Why did you want to study nursing? People often ask me this and it’s hard to answer without sounding too soppy. Genuinely, I love to help people at times when they need it most. Nothing can compare to the feeling you get when you know you have helped someone at a difficult time.
What is the best thing about being a nurse? As cheesy as it sounds, it’s knowing that you helped put a smile on someone’s face, it’s being a comforting hand on someone’s shoulder and knowing that you’ve really made a difference no matter how big or small.
What was the hardest thing about being a nurse? When things don’t always go the way you would have liked them to! Unfortunately you don’t always get the results you hope for but what helps is knowing that you did everything you could.

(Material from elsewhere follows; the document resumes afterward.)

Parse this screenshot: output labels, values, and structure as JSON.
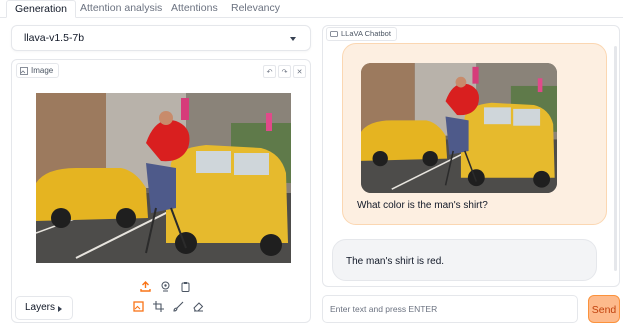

What is the strangest thing you've had to do? Seriously, there are too many to list. Injecting oranges to practice intramuscular techniques was always slightly surreal! For one of our modules we were assessed on our communication skills and they bought in professional actors to play the roles of patients, that was slightly strange but a great learning experience!
Britain's most famous nurse
Florence Nightingale is considered the founder of modern nursing practice. She was known as "The Lady with the Lamp" because of her habit of making rounds at night. In 1860 she she laid down the foundation of professional nursing with the establishment of her nursing school at St Thomas' Hospital in London, now part of King's College London.
By Nick Kennedy